Still, you shouldn’t count out technical or vocational school. If a field you want to go into requires more training outside of your high school diploma, you can expect to make a living in your trade. Some trade schools offer careers that have earning potential greater than Bachelor’s degrees.
Think about the job you want after graduation. To know whether you need to go to college or trade school for it, you’ll have to do some research. Certain fields require a Bachelor’s degree, while others require trade school. You might find the requirements of some of these careers surprising.
Some of the trade school careers that have excellent earning potential are:
- Air Traffic Controllers
- Cardiovascular Technicians
- Dental Hygienists
- Web Developers

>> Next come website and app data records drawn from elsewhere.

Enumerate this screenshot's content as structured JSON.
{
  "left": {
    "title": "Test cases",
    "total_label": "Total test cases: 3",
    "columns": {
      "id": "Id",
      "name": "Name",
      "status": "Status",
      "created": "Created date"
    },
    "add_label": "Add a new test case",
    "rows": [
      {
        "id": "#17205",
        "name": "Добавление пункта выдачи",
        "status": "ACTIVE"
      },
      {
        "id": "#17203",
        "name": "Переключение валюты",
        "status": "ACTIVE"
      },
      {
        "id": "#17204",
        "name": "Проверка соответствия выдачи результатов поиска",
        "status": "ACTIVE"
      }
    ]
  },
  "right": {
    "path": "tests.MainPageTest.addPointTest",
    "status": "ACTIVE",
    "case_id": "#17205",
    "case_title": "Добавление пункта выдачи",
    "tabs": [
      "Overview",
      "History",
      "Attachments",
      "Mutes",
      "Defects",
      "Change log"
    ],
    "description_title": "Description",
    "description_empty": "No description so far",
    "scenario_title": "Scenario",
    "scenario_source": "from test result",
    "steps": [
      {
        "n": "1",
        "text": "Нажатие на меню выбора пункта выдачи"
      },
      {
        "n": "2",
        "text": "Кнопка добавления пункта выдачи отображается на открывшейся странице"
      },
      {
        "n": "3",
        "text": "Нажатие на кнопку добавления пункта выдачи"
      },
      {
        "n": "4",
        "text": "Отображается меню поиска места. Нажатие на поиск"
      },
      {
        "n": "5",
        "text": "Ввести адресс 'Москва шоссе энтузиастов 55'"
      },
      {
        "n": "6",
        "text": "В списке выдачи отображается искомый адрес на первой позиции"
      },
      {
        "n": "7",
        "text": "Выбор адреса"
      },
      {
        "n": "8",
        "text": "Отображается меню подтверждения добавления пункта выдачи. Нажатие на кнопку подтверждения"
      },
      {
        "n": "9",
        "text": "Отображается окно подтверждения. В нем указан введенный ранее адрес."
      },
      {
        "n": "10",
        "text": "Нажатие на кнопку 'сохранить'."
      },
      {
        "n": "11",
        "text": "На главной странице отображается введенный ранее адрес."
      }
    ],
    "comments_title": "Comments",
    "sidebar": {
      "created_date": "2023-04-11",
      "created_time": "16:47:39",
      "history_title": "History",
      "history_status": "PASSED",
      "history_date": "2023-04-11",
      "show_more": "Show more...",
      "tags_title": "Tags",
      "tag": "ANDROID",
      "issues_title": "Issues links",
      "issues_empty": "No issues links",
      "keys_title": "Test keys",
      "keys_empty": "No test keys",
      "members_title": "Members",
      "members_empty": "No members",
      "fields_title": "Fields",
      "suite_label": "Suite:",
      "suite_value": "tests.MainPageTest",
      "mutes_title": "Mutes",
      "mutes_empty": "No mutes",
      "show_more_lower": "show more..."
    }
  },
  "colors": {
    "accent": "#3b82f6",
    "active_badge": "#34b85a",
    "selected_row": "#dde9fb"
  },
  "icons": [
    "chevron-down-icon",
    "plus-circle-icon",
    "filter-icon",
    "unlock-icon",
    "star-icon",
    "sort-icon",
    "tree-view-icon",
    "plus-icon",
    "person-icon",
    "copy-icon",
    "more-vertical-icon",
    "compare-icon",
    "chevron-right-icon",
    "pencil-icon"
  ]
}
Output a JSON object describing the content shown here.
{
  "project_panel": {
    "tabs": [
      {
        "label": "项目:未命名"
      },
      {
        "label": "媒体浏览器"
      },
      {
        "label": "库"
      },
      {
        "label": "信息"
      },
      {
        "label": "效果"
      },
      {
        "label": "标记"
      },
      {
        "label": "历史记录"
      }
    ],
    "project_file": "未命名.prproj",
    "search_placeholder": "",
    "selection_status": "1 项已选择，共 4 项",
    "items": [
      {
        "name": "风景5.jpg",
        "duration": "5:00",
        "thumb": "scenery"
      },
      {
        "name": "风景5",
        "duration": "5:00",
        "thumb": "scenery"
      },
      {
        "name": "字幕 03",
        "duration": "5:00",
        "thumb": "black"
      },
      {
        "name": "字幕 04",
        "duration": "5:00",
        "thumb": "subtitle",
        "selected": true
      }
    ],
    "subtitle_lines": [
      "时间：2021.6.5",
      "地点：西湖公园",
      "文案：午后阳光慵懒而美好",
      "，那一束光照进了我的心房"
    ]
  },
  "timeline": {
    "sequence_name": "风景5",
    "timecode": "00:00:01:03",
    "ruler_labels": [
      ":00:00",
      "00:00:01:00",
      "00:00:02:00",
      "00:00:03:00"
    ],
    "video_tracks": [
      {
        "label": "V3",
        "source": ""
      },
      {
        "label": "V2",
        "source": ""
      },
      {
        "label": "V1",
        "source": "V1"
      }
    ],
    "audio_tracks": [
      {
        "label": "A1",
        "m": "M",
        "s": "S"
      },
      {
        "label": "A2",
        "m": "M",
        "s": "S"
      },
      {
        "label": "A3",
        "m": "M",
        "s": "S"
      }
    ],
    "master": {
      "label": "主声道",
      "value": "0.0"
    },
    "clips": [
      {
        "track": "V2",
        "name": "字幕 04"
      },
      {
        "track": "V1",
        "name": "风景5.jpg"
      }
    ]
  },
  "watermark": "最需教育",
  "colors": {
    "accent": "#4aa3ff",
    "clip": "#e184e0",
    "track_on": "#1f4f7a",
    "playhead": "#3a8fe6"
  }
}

Similarly, plenty of careers require a Bachelor’s degree. Here are some of the well-known jobs that you can work toward with only a Bachelor’s:
- Architectural and Engineering Managers
- Financial Analysts
- Museum Technicians
Figuring out what you want to do for a career is crucial to determining the path you’ll take after your high school graduation. Though the main draw of college is continuing your education to build a future for yourself, it can also have its fun parts.
The Benefits of College Life
Living the life of a college student on campus is a common reason for young adults to attend school away from home. Living on campus gives you the amenities you need to grow away from your family and become more independent. Being on your own will prepare you for the future when you move out for good if you haven’t already.
Thanks to the dining hall and a meal plan, you’ll learn to budget effectively while eating a balanced diet away from home. Campus activities and dorm life will keep you social, so you’ll never have the time to feel lonely. Even if you don’t interact with your roommate or the people in your hall, you’re bound to make new friends in your courses.
The downside of moving to campus is that you’ll be farther away from your loved ones. Your family may visit you on campus, and you can go home for breaks, but it’ll be a new sense of independence for you. Students find the adjustment challenging sometimes. Still, as long as you make plans to check in on your friends at home and see your parents from time to time, you’ll find that you can adjust nicely to college life.
Is College Worth It? The Final Verdict
If you’re wondering is college worth it, you’ll need to examine your interests and goals. Getting your career goals in order can help show you the path you need to take to make them a reality. You may feel pressure from outside sources telling you that you should or shouldn’t attend college, but you’re the only one who can make that decision.